After several years of planning, it has finally happened.
The vision of a collective effort among Midwestern cities to help residents in urban communities secure family supporting jobs.
It's an idea that started in Milwaukee and it came together Friday with the announcement of the Midwest Urban Strategies Consortium.
"The fact that were coming together and leading this workforce is the way it should work," said Earl Buford of Employee Milwaukee. "A national model has now emerged because of this."
This will allow for regional workforce development groups to work together instead of competing with each other for federal funding.
The cities participating with Milwaukee are Chicago, Illinois; Cincinnati, Ohio; Cleveland, Ohio; Columbus, Ohio; Detroit, Michigan; Gary, Indiana; Indianapolis, Indiana; Kansas City, Missouri; Minneapolis, Minnesota; St. Louis, Missouri; and Wichita, Kansas.
"Our sports teams can compete," said Milwaukee Mayor Tom Barrett. "But when it comes to workforce development we share the same vision."
JP Morgan Chase is providing an inaugural $100,000 to help form the infrastructure of the group that will work on making best practices, common practices.
"Philanthropy has an important role to play in bringing the workforce to scale and we are proud to be part of those efforts," added Jerry Roberts, Program Officer, Bader Philanthropies.
Among the innovative ideas coming to fruition include development of training for "middle skill jobs" that require some education after high school, but not a four year degree and in the healthcare industry in particular. It will make outreach to tech schools and community colleges critical.
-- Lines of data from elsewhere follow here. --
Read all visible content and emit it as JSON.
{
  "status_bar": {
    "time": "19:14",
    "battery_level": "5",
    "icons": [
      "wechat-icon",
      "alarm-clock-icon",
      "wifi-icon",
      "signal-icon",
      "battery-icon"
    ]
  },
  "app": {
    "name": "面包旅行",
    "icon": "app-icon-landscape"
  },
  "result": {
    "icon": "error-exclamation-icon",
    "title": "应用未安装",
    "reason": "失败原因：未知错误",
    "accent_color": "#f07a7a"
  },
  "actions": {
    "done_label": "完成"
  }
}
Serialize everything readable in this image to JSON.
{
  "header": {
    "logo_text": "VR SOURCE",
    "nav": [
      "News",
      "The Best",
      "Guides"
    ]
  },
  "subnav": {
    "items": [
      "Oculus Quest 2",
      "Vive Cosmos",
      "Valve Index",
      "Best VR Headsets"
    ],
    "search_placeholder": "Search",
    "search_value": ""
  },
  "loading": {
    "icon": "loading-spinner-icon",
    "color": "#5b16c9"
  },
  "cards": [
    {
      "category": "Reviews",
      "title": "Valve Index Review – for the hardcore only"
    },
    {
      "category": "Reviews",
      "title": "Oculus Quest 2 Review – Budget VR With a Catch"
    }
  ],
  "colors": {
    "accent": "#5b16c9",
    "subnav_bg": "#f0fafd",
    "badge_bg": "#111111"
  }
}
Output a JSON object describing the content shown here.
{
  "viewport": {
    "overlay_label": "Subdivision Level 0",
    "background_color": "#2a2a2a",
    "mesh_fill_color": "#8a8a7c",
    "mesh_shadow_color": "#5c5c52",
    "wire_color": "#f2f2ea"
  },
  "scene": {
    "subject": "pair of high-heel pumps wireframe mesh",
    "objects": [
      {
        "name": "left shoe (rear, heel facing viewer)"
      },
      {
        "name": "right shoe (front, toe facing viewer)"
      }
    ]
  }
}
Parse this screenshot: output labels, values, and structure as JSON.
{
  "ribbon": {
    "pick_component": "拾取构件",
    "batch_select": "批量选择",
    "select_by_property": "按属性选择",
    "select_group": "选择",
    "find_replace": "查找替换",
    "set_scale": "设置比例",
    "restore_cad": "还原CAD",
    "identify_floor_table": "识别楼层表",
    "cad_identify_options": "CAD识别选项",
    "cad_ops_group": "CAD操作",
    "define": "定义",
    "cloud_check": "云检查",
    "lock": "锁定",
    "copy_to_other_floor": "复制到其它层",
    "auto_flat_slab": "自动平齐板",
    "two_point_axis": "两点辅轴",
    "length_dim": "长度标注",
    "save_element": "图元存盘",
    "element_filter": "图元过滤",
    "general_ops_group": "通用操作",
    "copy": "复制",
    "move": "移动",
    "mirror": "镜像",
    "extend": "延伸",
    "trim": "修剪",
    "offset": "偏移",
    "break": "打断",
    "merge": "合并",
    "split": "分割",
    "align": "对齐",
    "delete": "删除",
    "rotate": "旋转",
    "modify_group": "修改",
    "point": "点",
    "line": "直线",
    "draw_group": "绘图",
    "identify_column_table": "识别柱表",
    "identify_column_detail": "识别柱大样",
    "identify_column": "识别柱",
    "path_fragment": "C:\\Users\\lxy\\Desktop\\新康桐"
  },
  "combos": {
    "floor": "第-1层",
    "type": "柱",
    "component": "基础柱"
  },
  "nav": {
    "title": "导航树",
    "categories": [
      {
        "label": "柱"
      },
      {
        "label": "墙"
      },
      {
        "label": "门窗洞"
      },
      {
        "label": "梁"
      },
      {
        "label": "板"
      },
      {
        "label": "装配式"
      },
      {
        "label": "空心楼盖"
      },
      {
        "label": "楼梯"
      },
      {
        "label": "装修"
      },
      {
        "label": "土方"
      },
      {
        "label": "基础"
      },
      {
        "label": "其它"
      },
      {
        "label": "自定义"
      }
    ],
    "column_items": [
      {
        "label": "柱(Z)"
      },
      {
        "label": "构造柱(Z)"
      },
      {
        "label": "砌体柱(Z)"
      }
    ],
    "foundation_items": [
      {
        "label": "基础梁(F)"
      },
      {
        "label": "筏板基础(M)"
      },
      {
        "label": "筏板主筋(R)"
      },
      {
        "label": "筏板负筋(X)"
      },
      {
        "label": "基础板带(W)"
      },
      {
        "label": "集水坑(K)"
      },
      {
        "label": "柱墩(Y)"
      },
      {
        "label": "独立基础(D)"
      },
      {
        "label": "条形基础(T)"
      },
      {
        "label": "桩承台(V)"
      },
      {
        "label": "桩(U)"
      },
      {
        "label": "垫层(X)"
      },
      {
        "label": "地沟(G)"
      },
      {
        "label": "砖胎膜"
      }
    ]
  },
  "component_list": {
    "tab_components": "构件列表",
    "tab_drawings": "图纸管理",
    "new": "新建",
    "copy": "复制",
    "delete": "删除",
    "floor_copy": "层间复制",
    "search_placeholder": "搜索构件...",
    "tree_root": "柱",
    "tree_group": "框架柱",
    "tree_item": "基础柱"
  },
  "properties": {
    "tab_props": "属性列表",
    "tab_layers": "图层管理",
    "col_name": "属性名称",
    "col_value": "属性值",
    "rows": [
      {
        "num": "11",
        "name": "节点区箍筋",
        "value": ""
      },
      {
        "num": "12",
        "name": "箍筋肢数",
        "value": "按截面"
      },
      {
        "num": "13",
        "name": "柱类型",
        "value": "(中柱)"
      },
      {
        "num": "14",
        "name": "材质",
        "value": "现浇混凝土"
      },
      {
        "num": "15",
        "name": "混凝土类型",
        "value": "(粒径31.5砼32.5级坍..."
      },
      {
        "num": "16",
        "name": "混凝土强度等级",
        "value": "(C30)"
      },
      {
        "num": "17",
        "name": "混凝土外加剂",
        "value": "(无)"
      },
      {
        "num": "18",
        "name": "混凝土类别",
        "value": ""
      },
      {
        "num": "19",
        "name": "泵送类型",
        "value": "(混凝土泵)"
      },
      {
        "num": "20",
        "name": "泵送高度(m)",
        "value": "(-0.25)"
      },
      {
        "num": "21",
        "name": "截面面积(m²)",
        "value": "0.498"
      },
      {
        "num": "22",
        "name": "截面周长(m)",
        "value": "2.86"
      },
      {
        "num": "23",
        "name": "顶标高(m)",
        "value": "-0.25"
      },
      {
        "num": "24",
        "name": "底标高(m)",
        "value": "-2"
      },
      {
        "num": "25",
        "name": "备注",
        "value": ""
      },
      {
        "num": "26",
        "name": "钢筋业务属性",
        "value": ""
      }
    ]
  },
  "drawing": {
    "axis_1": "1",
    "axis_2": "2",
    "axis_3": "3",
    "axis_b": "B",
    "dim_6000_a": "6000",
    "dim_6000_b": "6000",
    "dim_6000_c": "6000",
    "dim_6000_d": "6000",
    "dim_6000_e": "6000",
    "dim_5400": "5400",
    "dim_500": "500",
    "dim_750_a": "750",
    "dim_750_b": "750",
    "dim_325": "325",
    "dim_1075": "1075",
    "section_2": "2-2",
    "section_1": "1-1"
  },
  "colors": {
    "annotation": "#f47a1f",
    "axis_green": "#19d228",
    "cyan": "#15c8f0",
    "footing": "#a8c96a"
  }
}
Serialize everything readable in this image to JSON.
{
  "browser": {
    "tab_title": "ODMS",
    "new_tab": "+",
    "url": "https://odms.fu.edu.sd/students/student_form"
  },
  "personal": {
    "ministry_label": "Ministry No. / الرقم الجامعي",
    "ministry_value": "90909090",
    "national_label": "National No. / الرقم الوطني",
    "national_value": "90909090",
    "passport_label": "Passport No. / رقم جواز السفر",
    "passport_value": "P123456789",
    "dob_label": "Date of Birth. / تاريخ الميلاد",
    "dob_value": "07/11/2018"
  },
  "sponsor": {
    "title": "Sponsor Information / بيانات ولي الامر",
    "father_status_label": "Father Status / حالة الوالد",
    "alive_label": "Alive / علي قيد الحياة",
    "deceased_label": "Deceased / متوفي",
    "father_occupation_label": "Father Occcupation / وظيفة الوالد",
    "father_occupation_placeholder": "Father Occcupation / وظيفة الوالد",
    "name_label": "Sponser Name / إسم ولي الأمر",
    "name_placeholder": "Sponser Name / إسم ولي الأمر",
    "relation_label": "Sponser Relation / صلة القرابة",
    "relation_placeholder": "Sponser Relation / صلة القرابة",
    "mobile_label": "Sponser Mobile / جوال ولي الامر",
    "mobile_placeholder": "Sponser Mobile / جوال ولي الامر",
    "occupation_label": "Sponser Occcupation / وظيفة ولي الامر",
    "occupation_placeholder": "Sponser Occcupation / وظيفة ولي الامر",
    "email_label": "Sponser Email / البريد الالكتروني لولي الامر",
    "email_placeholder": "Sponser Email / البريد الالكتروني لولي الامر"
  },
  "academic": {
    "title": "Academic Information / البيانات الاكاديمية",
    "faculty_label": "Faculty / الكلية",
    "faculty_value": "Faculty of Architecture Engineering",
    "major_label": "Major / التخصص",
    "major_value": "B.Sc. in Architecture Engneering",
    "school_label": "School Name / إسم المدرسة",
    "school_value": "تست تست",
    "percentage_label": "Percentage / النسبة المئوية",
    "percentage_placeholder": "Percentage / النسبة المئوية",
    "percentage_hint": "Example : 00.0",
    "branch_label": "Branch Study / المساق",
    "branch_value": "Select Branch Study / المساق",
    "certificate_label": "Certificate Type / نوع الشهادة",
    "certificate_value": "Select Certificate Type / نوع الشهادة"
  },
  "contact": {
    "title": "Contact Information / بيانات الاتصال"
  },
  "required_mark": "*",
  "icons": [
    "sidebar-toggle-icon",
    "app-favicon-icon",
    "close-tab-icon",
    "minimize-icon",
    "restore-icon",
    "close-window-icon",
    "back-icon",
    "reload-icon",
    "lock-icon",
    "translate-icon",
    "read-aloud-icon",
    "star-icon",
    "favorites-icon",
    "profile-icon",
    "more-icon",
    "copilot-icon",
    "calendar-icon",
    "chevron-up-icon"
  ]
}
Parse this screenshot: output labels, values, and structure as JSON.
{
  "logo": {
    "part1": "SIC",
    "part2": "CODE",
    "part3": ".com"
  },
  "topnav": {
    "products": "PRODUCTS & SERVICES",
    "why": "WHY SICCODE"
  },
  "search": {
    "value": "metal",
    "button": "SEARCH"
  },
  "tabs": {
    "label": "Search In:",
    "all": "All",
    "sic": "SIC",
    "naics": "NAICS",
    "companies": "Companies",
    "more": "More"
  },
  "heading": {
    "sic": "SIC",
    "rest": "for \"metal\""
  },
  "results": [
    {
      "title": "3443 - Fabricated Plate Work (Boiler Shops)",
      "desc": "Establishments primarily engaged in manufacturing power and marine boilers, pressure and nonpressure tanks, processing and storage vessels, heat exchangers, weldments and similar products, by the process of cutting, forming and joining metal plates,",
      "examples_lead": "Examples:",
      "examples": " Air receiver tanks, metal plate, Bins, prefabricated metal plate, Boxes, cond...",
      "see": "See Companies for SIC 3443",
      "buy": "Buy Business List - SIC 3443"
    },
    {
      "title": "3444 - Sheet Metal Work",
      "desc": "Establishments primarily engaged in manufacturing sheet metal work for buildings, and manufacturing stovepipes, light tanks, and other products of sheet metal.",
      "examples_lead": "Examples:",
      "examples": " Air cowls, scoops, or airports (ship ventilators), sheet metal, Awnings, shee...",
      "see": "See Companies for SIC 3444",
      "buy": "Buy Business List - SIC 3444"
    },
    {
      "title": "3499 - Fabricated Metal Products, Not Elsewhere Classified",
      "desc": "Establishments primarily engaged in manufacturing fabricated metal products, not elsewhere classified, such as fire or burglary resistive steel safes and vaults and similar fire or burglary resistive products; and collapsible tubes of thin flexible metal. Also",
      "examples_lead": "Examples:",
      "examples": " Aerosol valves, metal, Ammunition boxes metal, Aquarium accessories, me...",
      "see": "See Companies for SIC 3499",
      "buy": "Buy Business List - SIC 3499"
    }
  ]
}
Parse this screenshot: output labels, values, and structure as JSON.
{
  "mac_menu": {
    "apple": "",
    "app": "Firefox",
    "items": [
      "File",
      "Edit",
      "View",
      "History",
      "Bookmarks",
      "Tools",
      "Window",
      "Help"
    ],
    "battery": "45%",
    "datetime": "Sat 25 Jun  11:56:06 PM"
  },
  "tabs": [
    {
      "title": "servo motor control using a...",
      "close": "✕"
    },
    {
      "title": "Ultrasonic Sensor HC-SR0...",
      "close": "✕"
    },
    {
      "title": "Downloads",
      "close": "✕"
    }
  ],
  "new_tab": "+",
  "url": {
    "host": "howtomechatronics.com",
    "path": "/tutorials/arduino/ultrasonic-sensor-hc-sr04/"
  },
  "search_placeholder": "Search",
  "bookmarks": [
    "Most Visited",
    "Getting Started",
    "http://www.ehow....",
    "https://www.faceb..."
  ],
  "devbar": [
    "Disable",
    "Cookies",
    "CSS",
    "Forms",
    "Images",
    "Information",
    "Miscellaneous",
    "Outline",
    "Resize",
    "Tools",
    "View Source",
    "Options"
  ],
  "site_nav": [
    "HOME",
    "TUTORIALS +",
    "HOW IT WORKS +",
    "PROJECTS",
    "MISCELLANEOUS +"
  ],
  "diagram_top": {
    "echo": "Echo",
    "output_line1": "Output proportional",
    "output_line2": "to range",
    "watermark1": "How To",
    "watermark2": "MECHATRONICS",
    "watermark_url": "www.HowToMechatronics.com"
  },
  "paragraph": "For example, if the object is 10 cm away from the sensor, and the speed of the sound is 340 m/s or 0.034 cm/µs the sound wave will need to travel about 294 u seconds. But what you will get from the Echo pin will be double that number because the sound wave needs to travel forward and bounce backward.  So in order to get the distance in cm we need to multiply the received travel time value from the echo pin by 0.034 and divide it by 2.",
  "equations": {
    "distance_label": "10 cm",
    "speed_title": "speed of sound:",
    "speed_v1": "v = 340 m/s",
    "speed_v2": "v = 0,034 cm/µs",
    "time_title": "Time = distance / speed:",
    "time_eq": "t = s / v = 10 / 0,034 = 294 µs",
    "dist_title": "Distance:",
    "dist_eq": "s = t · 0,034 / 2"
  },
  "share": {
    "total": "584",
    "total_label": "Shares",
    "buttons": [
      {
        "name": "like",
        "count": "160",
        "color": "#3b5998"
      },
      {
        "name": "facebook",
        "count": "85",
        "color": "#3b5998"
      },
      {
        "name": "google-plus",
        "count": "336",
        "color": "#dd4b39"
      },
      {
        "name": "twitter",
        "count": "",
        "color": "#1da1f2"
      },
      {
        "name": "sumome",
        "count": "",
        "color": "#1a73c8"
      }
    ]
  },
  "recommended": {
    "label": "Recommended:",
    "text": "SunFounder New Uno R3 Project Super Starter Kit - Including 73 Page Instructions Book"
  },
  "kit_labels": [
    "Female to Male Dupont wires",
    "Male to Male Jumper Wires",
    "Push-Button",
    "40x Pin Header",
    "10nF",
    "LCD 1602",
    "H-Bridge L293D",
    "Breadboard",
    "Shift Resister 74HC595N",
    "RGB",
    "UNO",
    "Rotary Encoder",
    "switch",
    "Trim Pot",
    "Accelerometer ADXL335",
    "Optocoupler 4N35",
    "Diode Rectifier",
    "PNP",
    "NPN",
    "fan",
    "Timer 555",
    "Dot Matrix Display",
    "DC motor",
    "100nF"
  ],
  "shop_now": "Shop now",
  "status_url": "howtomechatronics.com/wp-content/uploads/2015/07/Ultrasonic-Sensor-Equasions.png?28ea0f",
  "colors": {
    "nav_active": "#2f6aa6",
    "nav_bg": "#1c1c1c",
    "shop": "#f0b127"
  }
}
Working with community groups will also be essential as a main challenge has emerged in our country's cities and that' s preparing youth who have experienced and witnessed trauma with coping skills to succeed in the workplace.